Book Review: How to Land a Great Job in Litigation Support

Book Review: How to Land a Great Job in Litigation Support

Despite the recession, demand for litigation-support talent, especially for e-discovery project managers, continues to grow. This blog frequently covers this job market and so I was interested to learn that David Netzer, founder of, has published a book through the Organization of Legal Professionals (of which he is an Advisory Council Member). The book is titled How to Land a Great Job in Litigation Support: An OLP Quick Guide and is billed as "an informative guide geared towards those who seek employment in the exploding market of Litigation Support", "useful to people at all stages of their career from recent college graduates to senior level executives with many years of experience."

Unlike the OLP's previous publication, The Thought Leader's Guide to E-Discovery, the digital version of this book is not free to OLP members. Furthermore, members receive no discount on this book. The reason for this, according to Chere Estrin, Chairperson of OLP's Board of Directors and Editor of the book, is "this book is raising some funds for several scholarships for unemployed legal professionals to eDiscovery and Litigation Support courses."

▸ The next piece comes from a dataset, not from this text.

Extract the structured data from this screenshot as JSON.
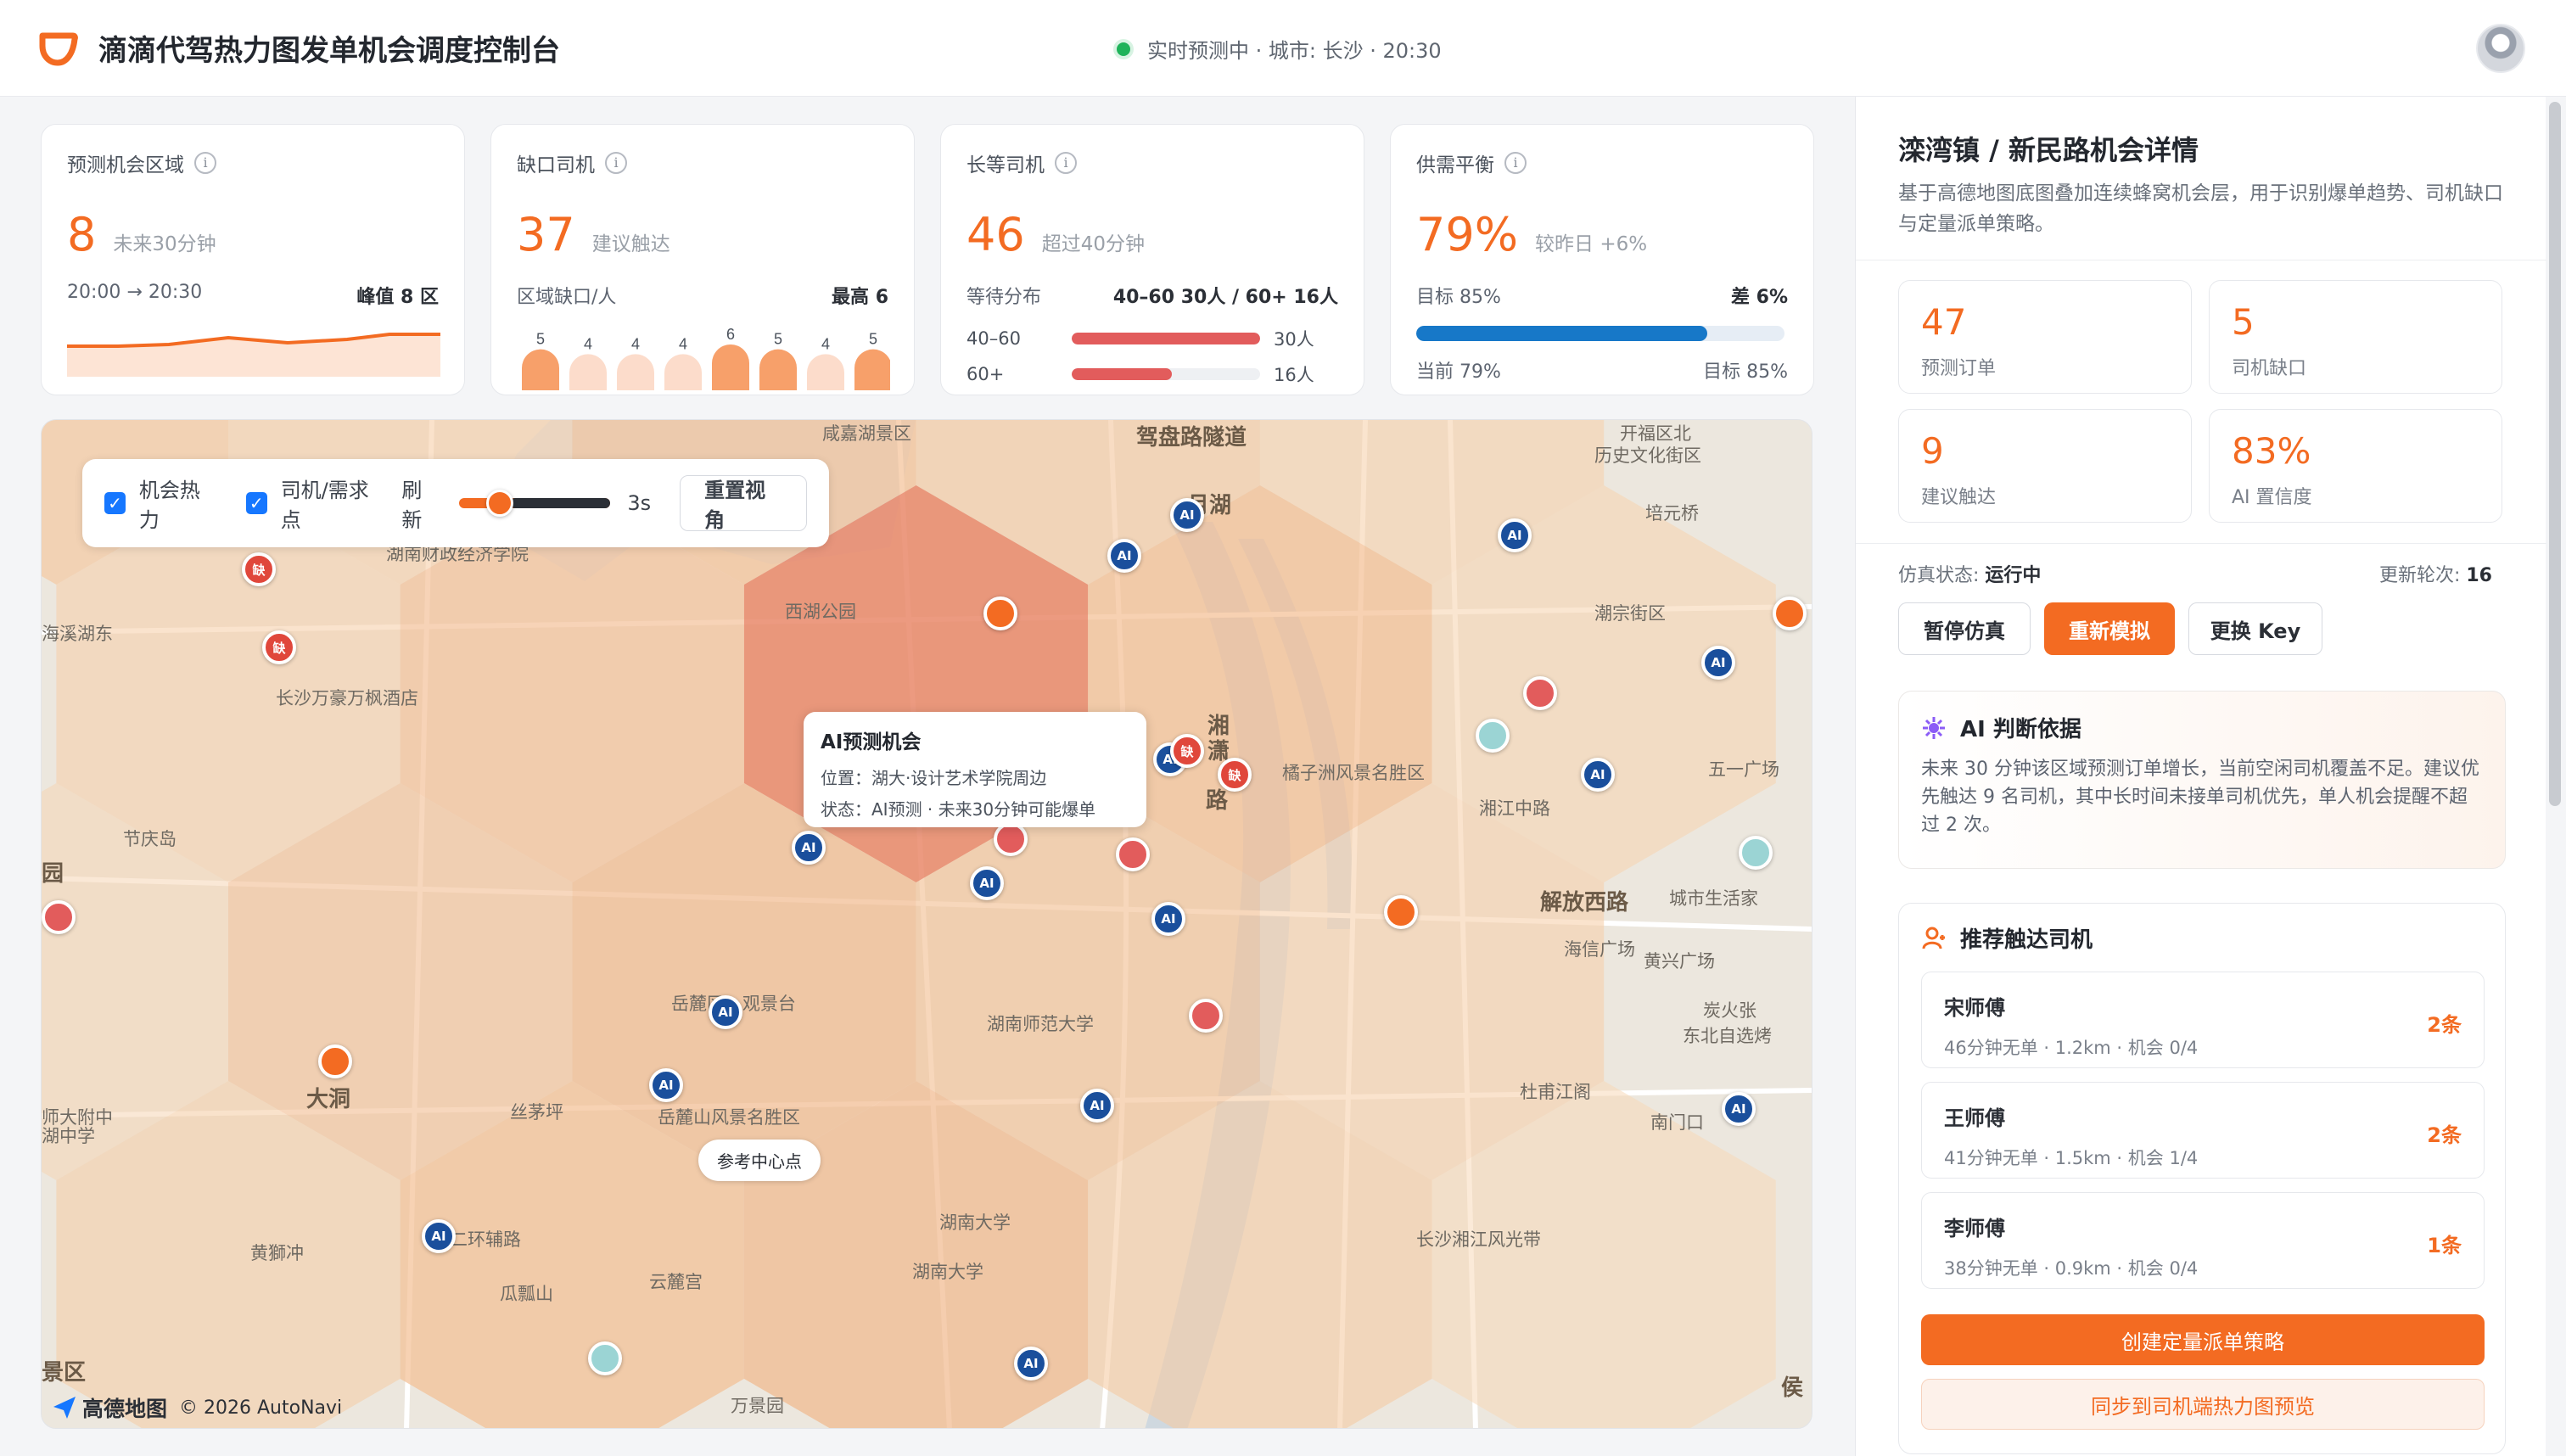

Ms. Estrin was kind enough to send me a copy of the PDF version. Before sharing my impressions of this book, I should disclose that I am a regular member of the OLP and received a copy of this book for free to review.  

The book is organized into three main parts. Part one helps you prepare for your job search by stepping you through four career-readiness activities: (1) deciding on the area and environment you want to work in; (2) gaining and enhancing relevant skills and knowledge; (3) selecting jobs to target; and (4) writing an effective résumé. Part two discusses various categories of litigation-support employers. Part three focuses on how to land the job you want and shares job-search advice on networking, working with recruiters and staffing agencies, and how to use on-line career tools more effectively.

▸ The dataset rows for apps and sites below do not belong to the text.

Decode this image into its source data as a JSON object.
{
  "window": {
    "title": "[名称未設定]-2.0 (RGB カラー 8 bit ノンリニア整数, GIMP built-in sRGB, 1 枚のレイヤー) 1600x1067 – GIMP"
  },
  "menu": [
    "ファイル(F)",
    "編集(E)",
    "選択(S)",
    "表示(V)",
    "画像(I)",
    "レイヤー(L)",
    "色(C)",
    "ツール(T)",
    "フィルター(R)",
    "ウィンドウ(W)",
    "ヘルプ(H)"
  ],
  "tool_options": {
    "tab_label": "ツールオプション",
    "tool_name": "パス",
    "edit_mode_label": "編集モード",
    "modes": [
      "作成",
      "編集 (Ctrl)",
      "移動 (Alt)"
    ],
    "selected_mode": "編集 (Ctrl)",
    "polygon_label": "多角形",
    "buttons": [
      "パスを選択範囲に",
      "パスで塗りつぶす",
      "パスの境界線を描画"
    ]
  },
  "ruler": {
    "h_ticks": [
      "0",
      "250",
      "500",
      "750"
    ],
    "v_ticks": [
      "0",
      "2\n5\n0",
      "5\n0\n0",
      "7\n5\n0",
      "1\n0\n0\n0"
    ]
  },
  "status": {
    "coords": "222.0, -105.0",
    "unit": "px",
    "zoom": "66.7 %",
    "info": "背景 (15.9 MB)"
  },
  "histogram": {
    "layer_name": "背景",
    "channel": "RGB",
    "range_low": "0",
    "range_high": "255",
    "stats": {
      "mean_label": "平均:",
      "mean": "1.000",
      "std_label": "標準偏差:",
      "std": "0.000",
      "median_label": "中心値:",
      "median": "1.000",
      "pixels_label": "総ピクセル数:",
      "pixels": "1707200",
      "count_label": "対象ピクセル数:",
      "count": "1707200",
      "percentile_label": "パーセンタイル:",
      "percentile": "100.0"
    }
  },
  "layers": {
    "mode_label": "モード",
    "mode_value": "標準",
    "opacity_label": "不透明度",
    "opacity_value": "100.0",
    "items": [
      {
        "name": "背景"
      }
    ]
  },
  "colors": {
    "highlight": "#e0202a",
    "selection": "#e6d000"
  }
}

My overall impression of the book is that it is a useful resource to anyone looking to build a career in litigation support. It will be especially useful to those new to the field. Experienced litigation-support professionals, will not learn anything new from background information about the industry, but may find the job-search tips and resource lists valuable if they are looking to change jobs or are recently unemployed.  

The chapter discussing education relevant to litigation support is one of the few sources of information I have seen on this topic. It lists what degrees, training, and certification recruiters and hiring managers find relevant to litigation-support positions. Mr. Netzer is clearly a fan of formal education and certifications, advising you to not "cut your career short by being penny-wise and pound foolish." Also, in a list of tips that he closes the book with, he suggest that you "[t]ake at least one class or certification program each year."

Whatever your feelings about the value of certifications and formal education versus experience gained in the trenches, Mr. Netzer clearly implies that they will give you a leg up in your job search. Given that he is one of the foremost litigation-support recruiters and founder of the most successful litigation-support-specific job board, I would not rely on a strategy of letting your experience speak for itself. The chapter on "zeroing in on the right job" covers the most common software employers look for experience in, making it a good place to begin planning your next training course.

Read the rest on the Legal Project Management Blog.